→ EXERCISE INSTRUCTIONS:
Consider the records below. How many of their lines include the word "JSON"? State the number and nothing else.

→ ENTRIES SUPPLIED:

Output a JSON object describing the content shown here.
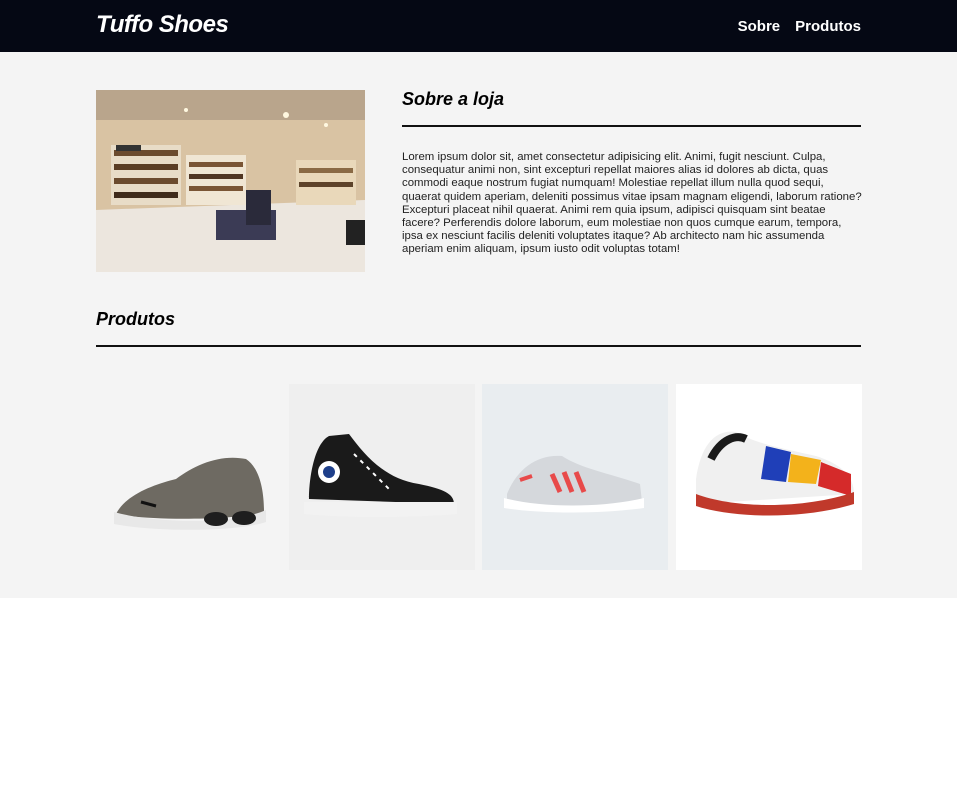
{
  "header": {
    "brand": "Tuffo Shoes",
    "nav": [
      "Sobre",
      "Produtos"
    ]
  },
  "about": {
    "title": "Sobre a loja",
    "image": "store-interior-photo",
    "text": "Lorem ipsum dolor sit, amet consectetur adipisicing elit. Animi, fugit nesciunt. Culpa, consequatur animi non, sint excepturi repellat maiores alias id dolores ab dicta, quas commodi eaque nostrum fugiat numquam! Molestiae repellat illum nulla quod sequi, quaerat quidem aperiam, deleniti possimus vitae ipsam magnam eligendi, laborum ratione? Excepturi placeat nihil quaerat. Animi rem quia ipsum, adipisci quisquam sint beatae facere? Perferendis dolore laborum, eum molestiae non quos cumque earum, tempora, ipsa ex nesciunt facilis deleniti voluptates itaque? Ab architecto nam hic assumenda aperiam enim aliquam, ipsum iusto odit voluptas totam!"
  },
  "products": {
    "title": "Produtos",
    "items": [
      {
        "image": "grey-running-sneaker"
      },
      {
        "image": "black-high-top-canvas-sneaker"
      },
      {
        "image": "white-red-running-sneaker"
      },
      {
        "image": "colorful-chunky-sneaker"
      }
    ]
  },
  "colors": {
    "header_bg": "#050814",
    "section_bg": "#f4f4f4",
    "text": "#222222"
  }
}
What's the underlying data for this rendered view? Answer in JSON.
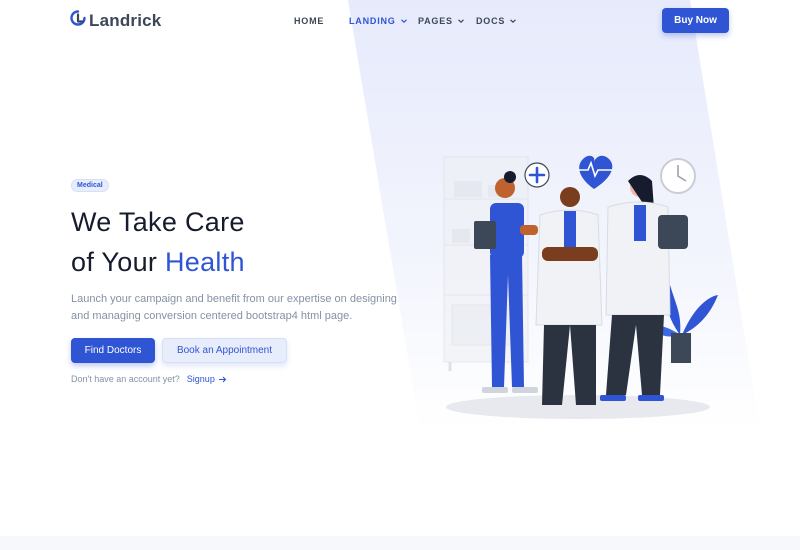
{
  "brand": {
    "name": "Landrick",
    "logo_icon": "landrick-logo-icon",
    "accent": "#2f55d4"
  },
  "nav": {
    "items": [
      {
        "label": "HOME",
        "active": false,
        "dropdown": false
      },
      {
        "label": "LANDING",
        "active": true,
        "dropdown": true
      },
      {
        "label": "PAGES",
        "active": false,
        "dropdown": true
      },
      {
        "label": "DOCS",
        "active": false,
        "dropdown": true
      }
    ],
    "cta": "Buy Now"
  },
  "hero": {
    "badge": "Medical",
    "title_line1": "We Take Care",
    "title_line2_prefix": "of Your ",
    "title_line2_accent": "Health",
    "description": "Launch your campaign and benefit from our expertise on designing and managing conversion centered bootstrap4 html page.",
    "primary_button": "Find Doctors",
    "secondary_button": "Book an Appointment",
    "signup_prompt": "Don't have an account yet?",
    "signup_link": "Signup"
  },
  "icons": {
    "signup_arrow": "arrow-right-icon",
    "nav_chevron": "chevron-down-icon"
  }
}
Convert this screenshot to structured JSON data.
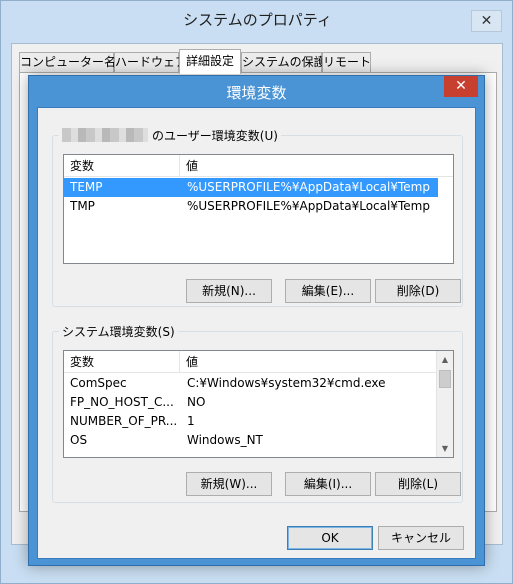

→ ANSWER AREA:
3